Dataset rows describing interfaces
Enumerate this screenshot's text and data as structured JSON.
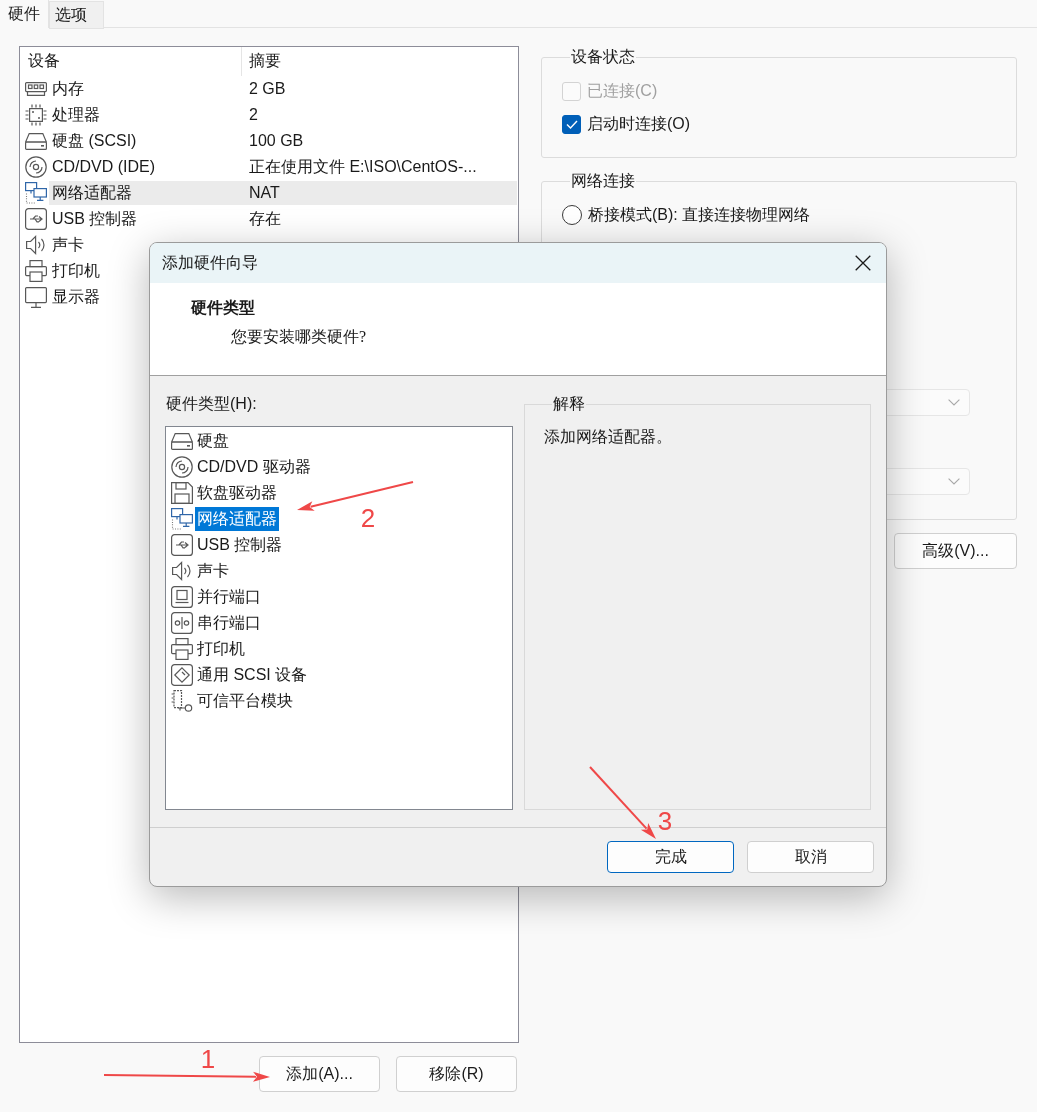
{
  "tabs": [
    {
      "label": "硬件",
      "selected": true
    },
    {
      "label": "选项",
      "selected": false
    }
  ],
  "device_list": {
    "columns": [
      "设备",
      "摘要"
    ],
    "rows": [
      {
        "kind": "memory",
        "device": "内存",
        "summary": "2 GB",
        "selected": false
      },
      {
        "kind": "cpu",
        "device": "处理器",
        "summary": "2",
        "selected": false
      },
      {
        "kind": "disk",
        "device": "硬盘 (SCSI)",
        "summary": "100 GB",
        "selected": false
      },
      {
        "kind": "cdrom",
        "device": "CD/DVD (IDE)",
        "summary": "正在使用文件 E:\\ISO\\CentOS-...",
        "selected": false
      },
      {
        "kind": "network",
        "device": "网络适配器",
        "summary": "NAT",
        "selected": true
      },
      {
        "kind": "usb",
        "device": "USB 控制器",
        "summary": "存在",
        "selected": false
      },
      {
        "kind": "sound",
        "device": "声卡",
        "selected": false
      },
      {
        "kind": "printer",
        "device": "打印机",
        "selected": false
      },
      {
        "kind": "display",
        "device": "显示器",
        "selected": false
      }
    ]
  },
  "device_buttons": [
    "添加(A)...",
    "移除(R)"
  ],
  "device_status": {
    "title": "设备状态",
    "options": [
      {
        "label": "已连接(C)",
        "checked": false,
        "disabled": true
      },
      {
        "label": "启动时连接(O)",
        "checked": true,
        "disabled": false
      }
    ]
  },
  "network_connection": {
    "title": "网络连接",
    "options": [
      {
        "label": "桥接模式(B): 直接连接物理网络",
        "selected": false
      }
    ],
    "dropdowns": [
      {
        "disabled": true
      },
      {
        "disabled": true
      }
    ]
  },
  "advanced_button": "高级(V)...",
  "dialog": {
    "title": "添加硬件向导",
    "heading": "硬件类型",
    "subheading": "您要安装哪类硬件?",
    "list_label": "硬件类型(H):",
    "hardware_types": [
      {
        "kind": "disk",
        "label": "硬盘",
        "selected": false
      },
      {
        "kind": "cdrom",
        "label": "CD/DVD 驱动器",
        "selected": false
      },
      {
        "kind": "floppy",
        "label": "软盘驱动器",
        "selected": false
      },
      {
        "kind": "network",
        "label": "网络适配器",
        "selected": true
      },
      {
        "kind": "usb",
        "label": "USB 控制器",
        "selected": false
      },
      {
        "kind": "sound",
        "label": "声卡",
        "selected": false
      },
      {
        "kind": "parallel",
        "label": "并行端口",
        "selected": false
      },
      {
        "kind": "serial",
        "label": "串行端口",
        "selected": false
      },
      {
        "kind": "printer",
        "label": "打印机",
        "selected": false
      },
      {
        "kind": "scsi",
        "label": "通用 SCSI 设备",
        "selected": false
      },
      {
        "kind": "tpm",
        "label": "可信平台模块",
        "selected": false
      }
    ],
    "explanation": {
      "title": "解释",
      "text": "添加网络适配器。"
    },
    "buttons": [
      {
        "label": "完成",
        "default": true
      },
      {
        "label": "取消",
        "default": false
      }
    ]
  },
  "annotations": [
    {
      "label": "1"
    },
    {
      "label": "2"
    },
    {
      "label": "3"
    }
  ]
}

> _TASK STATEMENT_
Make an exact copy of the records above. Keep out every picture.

> _ANSWER BOX_
Enumerate this screenshot's text and data as structured JSON.
{
  "tabs": [
    {
      "label": "硬件",
      "selected": true
    },
    {
      "label": "选项",
      "selected": false
    }
  ],
  "device_list": {
    "columns": [
      "设备",
      "摘要"
    ],
    "rows": [
      {
        "kind": "memory",
        "device": "内存",
        "summary": "2 GB",
        "selected": false
      },
      {
        "kind": "cpu",
        "device": "处理器",
        "summary": "2",
        "selected": false
      },
      {
        "kind": "disk",
        "device": "硬盘 (SCSI)",
        "summary": "100 GB",
        "selected": false
      },
      {
        "kind": "cdrom",
        "device": "CD/DVD (IDE)",
        "summary": "正在使用文件 E:\\ISO\\CentOS-...",
        "selected": false
      },
      {
        "kind": "network",
        "device": "网络适配器",
        "summary": "NAT",
        "selected": true
      },
      {
        "kind": "usb",
        "device": "USB 控制器",
        "summary": "存在",
        "selected": false
      },
      {
        "kind": "sound",
        "device": "声卡",
        "selected": false
      },
      {
        "kind": "printer",
        "device": "打印机",
        "selected": false
      },
      {
        "kind": "display",
        "device": "显示器",
        "selected": false
      }
    ]
  },
  "device_buttons": [
    "添加(A)...",
    "移除(R)"
  ],
  "device_status": {
    "title": "设备状态",
    "options": [
      {
        "label": "已连接(C)",
        "checked": false,
        "disabled": true
      },
      {
        "label": "启动时连接(O)",
        "checked": true,
        "disabled": false
      }
    ]
  },
  "network_connection": {
    "title": "网络连接",
    "options": [
      {
        "label": "桥接模式(B): 直接连接物理网络",
        "selected": false
      }
    ],
    "dropdowns": [
      {
        "disabled": true
      },
      {
        "disabled": true
      }
    ]
  },
  "advanced_button": "高级(V)...",
  "dialog": {
    "title": "添加硬件向导",
    "heading": "硬件类型",
    "subheading": "您要安装哪类硬件?",
    "list_label": "硬件类型(H):",
    "hardware_types": [
      {
        "kind": "disk",
        "label": "硬盘",
        "selected": false
      },
      {
        "kind": "cdrom",
        "label": "CD/DVD 驱动器",
        "selected": false
      },
      {
        "kind": "floppy",
        "label": "软盘驱动器",
        "selected": false
      },
      {
        "kind": "network",
        "label": "网络适配器",
        "selected": true
      },
      {
        "kind": "usb",
        "label": "USB 控制器",
        "selected": false
      },
      {
        "kind": "sound",
        "label": "声卡",
        "selected": false
      },
      {
        "kind": "parallel",
        "label": "并行端口",
        "selected": false
      },
      {
        "kind": "serial",
        "label": "串行端口",
        "selected": false
      },
      {
        "kind": "printer",
        "label": "打印机",
        "selected": false
      },
      {
        "kind": "scsi",
        "label": "通用 SCSI 设备",
        "selected": false
      },
      {
        "kind": "tpm",
        "label": "可信平台模块",
        "selected": false
      }
    ],
    "explanation": {
      "title": "解释",
      "text": "添加网络适配器。"
    },
    "buttons": [
      {
        "label": "完成",
        "default": true
      },
      {
        "label": "取消",
        "default": false
      }
    ]
  },
  "annotations": [
    {
      "label": "1"
    },
    {
      "label": "2"
    },
    {
      "label": "3"
    }
  ]
}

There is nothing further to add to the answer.